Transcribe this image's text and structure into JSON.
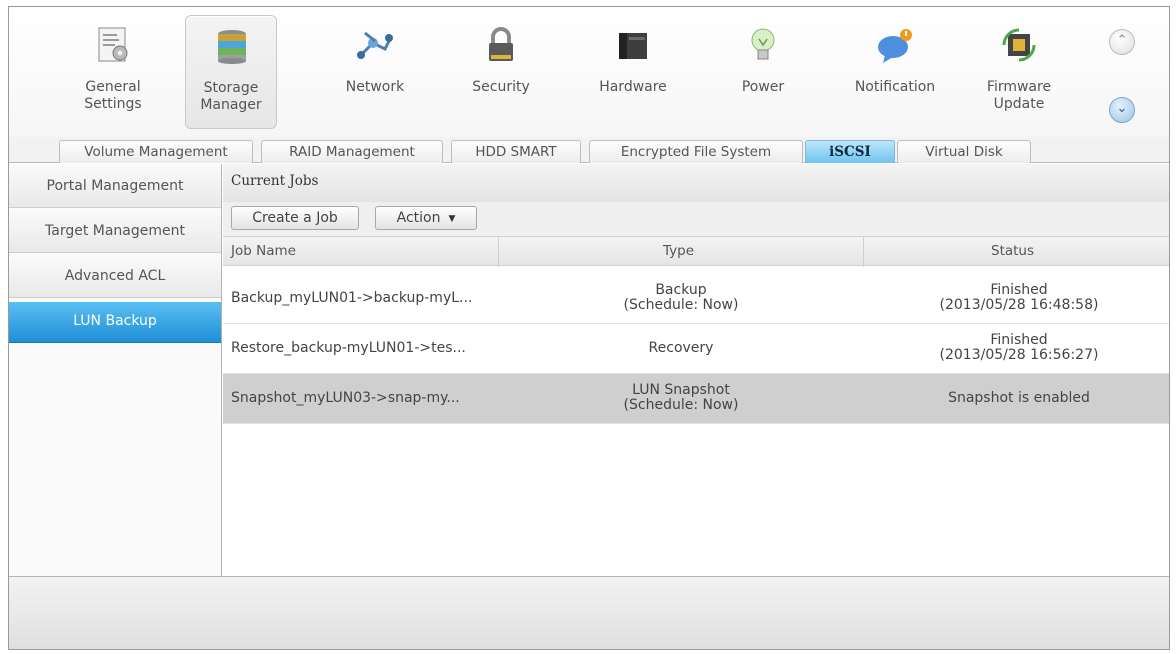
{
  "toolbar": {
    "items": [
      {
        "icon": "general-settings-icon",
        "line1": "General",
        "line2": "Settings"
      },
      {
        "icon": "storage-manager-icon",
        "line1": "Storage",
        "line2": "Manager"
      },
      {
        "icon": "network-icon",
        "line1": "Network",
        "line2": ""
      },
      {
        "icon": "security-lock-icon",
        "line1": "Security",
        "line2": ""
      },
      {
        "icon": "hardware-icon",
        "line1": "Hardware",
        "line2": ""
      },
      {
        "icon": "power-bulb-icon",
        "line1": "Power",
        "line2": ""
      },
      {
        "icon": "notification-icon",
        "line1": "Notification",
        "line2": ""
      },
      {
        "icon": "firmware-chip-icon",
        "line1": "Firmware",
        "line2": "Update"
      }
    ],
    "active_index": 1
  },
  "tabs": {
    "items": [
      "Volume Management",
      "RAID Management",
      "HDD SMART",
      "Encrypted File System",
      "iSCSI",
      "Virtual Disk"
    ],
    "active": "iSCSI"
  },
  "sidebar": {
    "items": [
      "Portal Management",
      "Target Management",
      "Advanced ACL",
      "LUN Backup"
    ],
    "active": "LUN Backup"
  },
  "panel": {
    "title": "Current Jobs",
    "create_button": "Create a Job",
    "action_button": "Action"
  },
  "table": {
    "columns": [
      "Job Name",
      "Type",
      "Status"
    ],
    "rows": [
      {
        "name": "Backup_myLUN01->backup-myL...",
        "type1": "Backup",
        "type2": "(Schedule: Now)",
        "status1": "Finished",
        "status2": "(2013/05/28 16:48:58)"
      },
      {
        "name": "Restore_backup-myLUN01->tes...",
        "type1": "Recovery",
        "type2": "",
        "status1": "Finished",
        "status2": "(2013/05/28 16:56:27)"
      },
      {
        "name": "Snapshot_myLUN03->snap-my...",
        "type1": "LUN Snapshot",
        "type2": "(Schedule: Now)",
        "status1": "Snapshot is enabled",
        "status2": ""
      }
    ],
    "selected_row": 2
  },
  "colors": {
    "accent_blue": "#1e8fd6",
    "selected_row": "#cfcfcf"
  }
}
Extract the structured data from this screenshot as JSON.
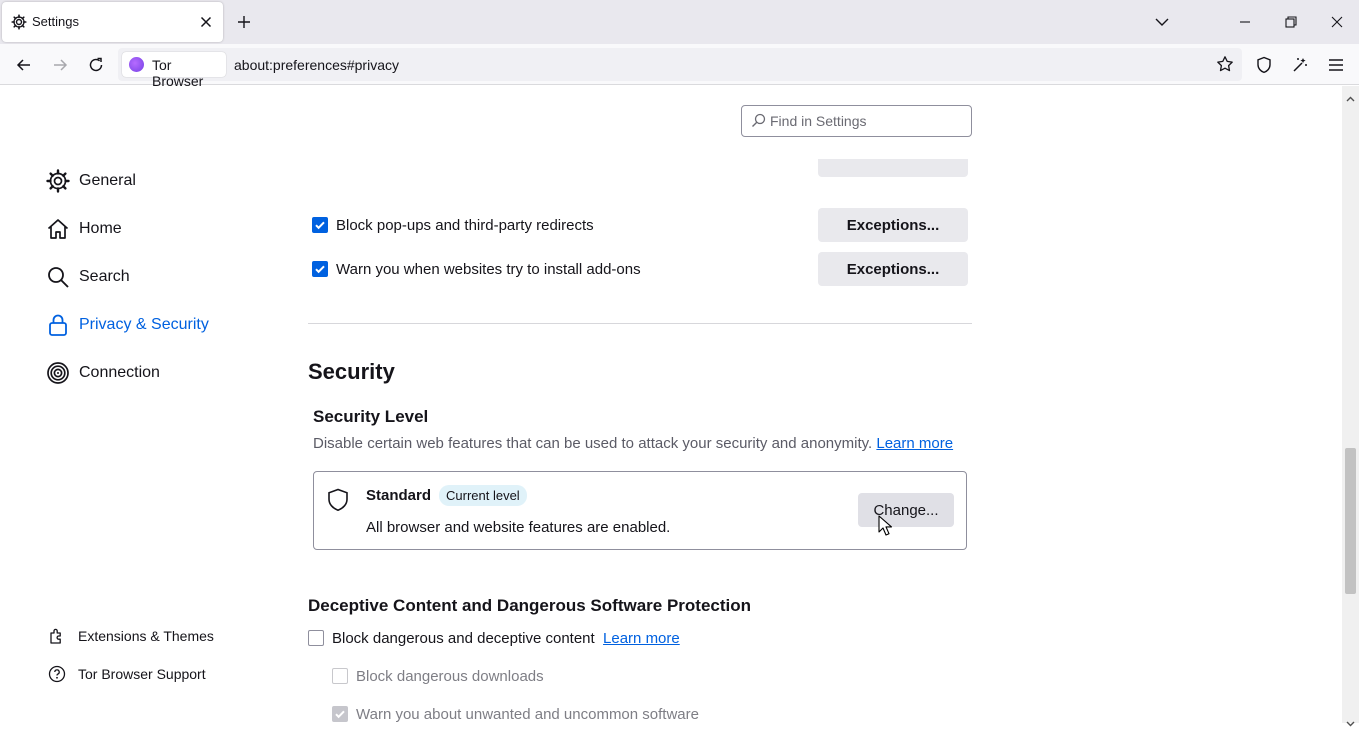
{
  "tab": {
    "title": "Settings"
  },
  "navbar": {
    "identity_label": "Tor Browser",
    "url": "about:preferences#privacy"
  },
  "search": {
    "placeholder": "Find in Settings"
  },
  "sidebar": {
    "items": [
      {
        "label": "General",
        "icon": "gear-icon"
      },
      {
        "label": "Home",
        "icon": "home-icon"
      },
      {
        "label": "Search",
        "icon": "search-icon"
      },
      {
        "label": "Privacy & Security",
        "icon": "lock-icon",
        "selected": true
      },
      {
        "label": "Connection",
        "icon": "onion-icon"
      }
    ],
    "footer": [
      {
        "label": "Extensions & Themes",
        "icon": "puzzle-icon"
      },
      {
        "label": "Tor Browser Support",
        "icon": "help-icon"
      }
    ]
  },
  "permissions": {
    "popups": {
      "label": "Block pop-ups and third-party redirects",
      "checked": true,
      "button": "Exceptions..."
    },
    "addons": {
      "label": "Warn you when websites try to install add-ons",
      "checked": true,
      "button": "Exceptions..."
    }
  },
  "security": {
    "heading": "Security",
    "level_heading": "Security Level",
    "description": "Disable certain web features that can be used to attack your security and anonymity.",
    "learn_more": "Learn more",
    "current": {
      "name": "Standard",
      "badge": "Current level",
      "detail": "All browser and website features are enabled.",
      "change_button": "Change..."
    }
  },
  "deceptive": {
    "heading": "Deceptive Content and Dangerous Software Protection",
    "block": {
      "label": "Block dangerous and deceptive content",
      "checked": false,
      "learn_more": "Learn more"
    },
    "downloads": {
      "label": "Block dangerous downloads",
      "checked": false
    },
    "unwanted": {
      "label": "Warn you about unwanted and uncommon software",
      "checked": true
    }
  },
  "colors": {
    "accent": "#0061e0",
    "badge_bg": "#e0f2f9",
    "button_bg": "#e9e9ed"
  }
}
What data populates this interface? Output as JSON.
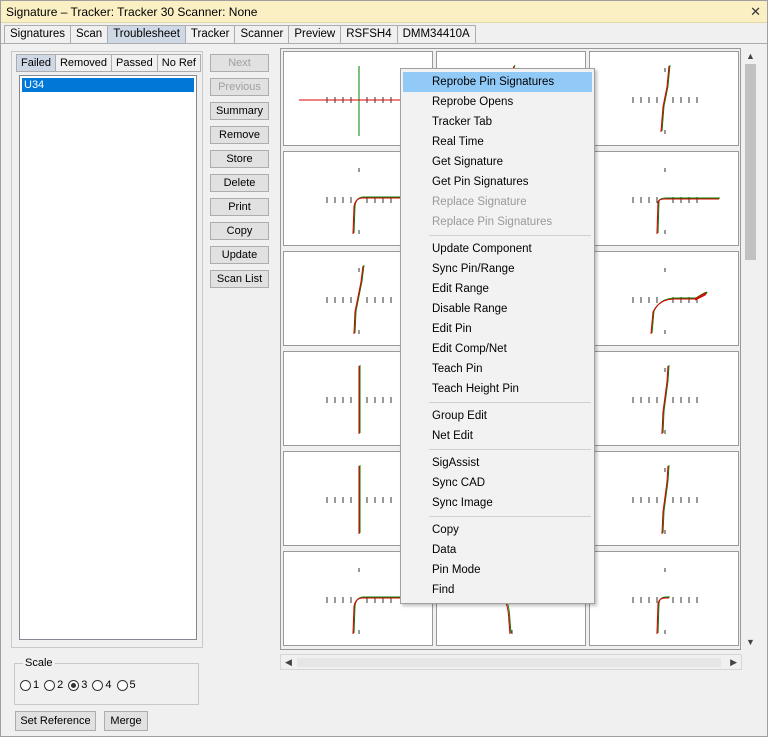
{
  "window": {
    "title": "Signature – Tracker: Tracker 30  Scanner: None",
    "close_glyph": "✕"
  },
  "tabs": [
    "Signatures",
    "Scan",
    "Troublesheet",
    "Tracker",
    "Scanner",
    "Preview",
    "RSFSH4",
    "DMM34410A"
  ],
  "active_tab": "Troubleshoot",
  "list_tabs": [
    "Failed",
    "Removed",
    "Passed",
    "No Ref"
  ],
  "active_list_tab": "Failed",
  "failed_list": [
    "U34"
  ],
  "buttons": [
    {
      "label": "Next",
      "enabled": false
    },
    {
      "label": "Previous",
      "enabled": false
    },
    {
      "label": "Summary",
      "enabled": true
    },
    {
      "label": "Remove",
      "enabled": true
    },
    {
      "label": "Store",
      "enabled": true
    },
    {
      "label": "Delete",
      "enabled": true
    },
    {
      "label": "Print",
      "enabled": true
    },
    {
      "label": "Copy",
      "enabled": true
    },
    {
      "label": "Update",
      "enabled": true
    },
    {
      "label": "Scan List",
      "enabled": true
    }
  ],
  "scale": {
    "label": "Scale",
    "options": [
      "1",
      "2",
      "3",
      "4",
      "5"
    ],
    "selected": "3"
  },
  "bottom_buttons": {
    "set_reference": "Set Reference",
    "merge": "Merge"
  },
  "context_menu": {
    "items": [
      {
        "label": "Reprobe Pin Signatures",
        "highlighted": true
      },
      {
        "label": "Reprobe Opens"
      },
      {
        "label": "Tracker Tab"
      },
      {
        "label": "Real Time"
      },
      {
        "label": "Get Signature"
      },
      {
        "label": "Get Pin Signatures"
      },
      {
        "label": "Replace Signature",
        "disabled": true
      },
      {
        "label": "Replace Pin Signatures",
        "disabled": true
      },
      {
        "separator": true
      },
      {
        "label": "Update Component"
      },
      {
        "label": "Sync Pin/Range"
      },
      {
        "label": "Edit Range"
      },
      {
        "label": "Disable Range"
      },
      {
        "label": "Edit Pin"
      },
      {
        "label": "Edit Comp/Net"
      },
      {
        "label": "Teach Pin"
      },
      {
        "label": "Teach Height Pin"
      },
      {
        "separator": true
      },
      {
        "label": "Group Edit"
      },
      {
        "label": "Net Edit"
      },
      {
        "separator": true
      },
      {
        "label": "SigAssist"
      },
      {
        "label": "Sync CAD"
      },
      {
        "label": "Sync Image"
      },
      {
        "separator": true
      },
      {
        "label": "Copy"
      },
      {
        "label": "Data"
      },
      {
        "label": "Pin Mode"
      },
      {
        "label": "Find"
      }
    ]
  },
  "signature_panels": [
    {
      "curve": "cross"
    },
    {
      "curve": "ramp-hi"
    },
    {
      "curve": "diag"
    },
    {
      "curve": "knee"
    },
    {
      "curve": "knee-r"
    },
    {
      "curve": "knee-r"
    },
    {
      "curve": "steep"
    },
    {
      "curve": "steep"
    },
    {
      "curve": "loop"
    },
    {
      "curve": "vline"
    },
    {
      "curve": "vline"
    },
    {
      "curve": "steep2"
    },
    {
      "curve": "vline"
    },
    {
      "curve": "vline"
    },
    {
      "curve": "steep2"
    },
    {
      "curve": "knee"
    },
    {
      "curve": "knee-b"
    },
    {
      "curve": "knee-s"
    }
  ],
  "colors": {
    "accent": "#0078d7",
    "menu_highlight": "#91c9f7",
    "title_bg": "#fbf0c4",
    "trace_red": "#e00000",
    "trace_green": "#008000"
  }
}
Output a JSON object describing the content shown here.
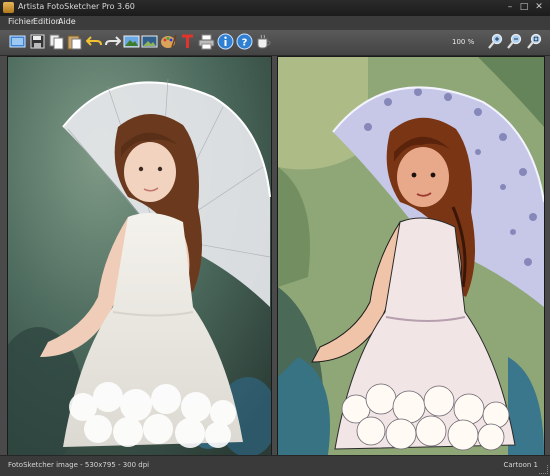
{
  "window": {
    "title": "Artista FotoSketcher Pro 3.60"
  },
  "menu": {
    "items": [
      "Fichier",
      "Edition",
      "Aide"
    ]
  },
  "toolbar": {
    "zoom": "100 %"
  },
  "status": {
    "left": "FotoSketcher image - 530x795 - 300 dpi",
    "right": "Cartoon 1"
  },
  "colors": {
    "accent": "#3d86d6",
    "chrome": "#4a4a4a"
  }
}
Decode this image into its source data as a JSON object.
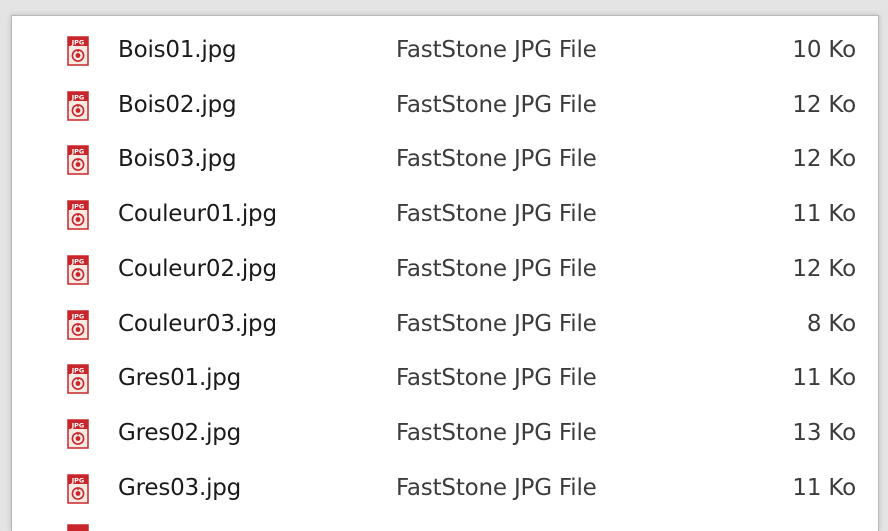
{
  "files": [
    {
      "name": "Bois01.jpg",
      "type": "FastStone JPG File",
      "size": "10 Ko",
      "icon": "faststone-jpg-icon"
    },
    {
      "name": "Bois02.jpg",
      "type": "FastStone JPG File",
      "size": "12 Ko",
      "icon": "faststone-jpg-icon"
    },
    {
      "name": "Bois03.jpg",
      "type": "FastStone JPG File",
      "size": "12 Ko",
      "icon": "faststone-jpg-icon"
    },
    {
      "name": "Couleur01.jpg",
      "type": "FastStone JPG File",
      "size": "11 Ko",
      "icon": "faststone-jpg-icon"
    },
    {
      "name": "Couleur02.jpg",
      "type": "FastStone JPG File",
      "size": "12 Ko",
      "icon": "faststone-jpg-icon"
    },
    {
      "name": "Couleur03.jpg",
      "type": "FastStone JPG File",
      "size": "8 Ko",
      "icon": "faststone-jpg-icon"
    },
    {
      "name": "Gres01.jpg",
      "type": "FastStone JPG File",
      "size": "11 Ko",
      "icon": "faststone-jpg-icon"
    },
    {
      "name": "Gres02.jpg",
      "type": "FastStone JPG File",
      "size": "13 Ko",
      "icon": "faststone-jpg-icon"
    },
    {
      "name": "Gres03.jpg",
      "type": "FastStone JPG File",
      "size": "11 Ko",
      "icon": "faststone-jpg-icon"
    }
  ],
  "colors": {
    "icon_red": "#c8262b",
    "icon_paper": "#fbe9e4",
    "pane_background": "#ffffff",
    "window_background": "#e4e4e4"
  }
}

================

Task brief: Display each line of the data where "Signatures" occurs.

Written answer:
    "Signatures",
        "label": "Reprobe Pin Signatures",
        "label": "Get Pin Signatures"
        "label": "Replace Pin Signatures",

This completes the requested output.